Work order: Look at the entries below and reproduce them exactly.

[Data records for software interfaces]
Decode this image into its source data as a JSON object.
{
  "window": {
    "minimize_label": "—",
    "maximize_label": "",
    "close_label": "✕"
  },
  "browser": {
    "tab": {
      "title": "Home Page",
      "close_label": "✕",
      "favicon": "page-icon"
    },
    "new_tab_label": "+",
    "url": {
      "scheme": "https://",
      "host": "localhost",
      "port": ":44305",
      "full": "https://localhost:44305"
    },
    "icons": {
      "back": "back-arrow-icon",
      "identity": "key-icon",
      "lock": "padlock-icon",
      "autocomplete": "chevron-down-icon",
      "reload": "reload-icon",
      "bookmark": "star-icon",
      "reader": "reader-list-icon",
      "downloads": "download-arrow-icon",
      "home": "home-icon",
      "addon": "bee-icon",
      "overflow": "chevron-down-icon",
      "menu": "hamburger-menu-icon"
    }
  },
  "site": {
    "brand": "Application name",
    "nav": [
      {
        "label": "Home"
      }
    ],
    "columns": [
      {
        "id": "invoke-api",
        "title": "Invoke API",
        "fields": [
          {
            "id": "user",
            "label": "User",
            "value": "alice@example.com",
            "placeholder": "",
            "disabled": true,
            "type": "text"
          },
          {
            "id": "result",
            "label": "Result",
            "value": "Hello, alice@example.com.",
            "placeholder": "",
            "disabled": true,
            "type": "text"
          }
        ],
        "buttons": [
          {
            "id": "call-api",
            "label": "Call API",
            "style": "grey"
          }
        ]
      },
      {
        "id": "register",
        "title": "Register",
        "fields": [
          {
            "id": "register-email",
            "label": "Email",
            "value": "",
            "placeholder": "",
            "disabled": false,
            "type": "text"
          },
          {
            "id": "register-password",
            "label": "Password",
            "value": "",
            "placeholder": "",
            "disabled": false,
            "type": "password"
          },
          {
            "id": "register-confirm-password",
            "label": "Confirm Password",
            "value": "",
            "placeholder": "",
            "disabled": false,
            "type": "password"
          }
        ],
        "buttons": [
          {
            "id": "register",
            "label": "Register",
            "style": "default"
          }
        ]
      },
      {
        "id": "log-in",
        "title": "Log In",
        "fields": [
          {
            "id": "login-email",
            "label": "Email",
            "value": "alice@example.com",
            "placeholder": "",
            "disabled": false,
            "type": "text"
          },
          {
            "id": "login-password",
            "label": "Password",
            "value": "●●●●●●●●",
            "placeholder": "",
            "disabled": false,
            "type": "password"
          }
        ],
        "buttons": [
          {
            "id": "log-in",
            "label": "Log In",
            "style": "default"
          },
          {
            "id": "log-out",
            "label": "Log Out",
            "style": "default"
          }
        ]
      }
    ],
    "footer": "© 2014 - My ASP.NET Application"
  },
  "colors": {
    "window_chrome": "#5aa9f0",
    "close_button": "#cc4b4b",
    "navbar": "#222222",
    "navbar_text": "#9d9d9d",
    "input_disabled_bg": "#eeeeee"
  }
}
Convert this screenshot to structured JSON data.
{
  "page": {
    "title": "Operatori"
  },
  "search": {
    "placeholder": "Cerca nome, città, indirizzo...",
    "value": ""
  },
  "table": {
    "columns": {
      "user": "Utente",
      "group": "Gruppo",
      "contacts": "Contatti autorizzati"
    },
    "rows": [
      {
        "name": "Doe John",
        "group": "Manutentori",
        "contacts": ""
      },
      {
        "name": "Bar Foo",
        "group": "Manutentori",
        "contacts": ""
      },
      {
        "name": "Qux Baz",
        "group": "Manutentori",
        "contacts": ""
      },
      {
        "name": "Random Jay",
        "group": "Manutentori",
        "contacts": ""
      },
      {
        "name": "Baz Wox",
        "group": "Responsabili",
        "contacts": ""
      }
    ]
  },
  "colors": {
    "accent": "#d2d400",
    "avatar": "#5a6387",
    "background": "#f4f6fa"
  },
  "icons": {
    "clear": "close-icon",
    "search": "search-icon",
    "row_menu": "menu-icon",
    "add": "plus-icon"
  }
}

Answer area:
Decode this image into its source data as a JSON object.
{
  "window": {
    "minimize_label": "—",
    "maximize_label": "",
    "close_label": "✕"
  },
  "browser": {
    "tab": {
      "title": "Home Page",
      "close_label": "✕",
      "favicon": "page-icon"
    },
    "new_tab_label": "+",
    "url": {
      "scheme": "https://",
      "host": "localhost",
      "port": ":44305",
      "full": "https://localhost:44305"
    },
    "icons": {
      "back": "back-arrow-icon",
      "identity": "key-icon",
      "lock": "padlock-icon",
      "autocomplete": "chevron-down-icon",
      "reload": "reload-icon",
      "bookmark": "star-icon",
      "reader": "reader-list-icon",
      "downloads": "download-arrow-icon",
      "home": "home-icon",
      "addon": "bee-icon",
      "overflow": "chevron-down-icon",
      "menu": "hamburger-menu-icon"
    }
  },
  "site": {
    "brand": "Application name",
    "nav": [
      {
        "label": "Home"
      }
    ],
    "columns": [
      {
        "id": "invoke-api",
        "title": "Invoke API",
        "fields": [
          {
            "id": "user",
            "label": "User",
            "value": "alice@example.com",
            "placeholder": "",
            "disabled": true,
            "type": "text"
          },
          {
            "id": "result",
            "label": "Result",
            "value": "Hello, alice@example.com.",
            "placeholder": "",
            "disabled": true,
            "type": "text"
          }
        ],
        "buttons": [
          {
            "id": "call-api",
            "label": "Call API",
            "style": "grey"
          }
        ]
      },
      {
        "id": "register",
        "title": "Register",
        "fields": [
          {
            "id": "register-email",
            "label": "Email",
            "value": "",
            "placeholder": "",
            "disabled": false,
            "type": "text"
          },
          {
            "id": "register-password",
            "label": "Password",
            "value": "",
            "placeholder": "",
            "disabled": false,
            "type": "password"
          },
          {
            "id": "register-confirm-password",
            "label": "Confirm Password",
            "value": "",
            "placeholder": "",
            "disabled": false,
            "type": "password"
          }
        ],
        "buttons": [
          {
            "id": "register",
            "label": "Register",
            "style": "default"
          }
        ]
      },
      {
        "id": "log-in",
        "title": "Log In",
        "fields": [
          {
            "id": "login-email",
            "label": "Email",
            "value": "alice@example.com",
            "placeholder": "",
            "disabled": false,
            "type": "text"
          },
          {
            "id": "login-password",
            "label": "Password",
            "value": "●●●●●●●●",
            "placeholder": "",
            "disabled": false,
            "type": "password"
          }
        ],
        "buttons": [
          {
            "id": "log-in",
            "label": "Log In",
            "style": "default"
          },
          {
            "id": "log-out",
            "label": "Log Out",
            "style": "default"
          }
        ]
      }
    ],
    "footer": "© 2014 - My ASP.NET Application"
  },
  "colors": {
    "window_chrome": "#5aa9f0",
    "close_button": "#cc4b4b",
    "navbar": "#222222",
    "navbar_text": "#9d9d9d",
    "input_disabled_bg": "#eeeeee"
  }
}
Convert this screenshot to structured JSON data.
{
  "page": {
    "title": "Operatori"
  },
  "search": {
    "placeholder": "Cerca nome, città, indirizzo...",
    "value": ""
  },
  "table": {
    "columns": {
      "user": "Utente",
      "group": "Gruppo",
      "contacts": "Contatti autorizzati"
    },
    "rows": [
      {
        "name": "Doe John",
        "group": "Manutentori",
        "contacts": ""
      },
      {
        "name": "Bar Foo",
        "group": "Manutentori",
        "contacts": ""
      },
      {
        "name": "Qux Baz",
        "group": "Manutentori",
        "contacts": ""
      },
      {
        "name": "Random Jay",
        "group": "Manutentori",
        "contacts": ""
      },
      {
        "name": "Baz Wox",
        "group": "Responsabili",
        "contacts": ""
      }
    ]
  },
  "colors": {
    "accent": "#d2d400",
    "avatar": "#5a6387",
    "background": "#f4f6fa"
  },
  "icons": {
    "clear": "close-icon",
    "search": "search-icon",
    "row_menu": "menu-icon",
    "add": "plus-icon"
  }
}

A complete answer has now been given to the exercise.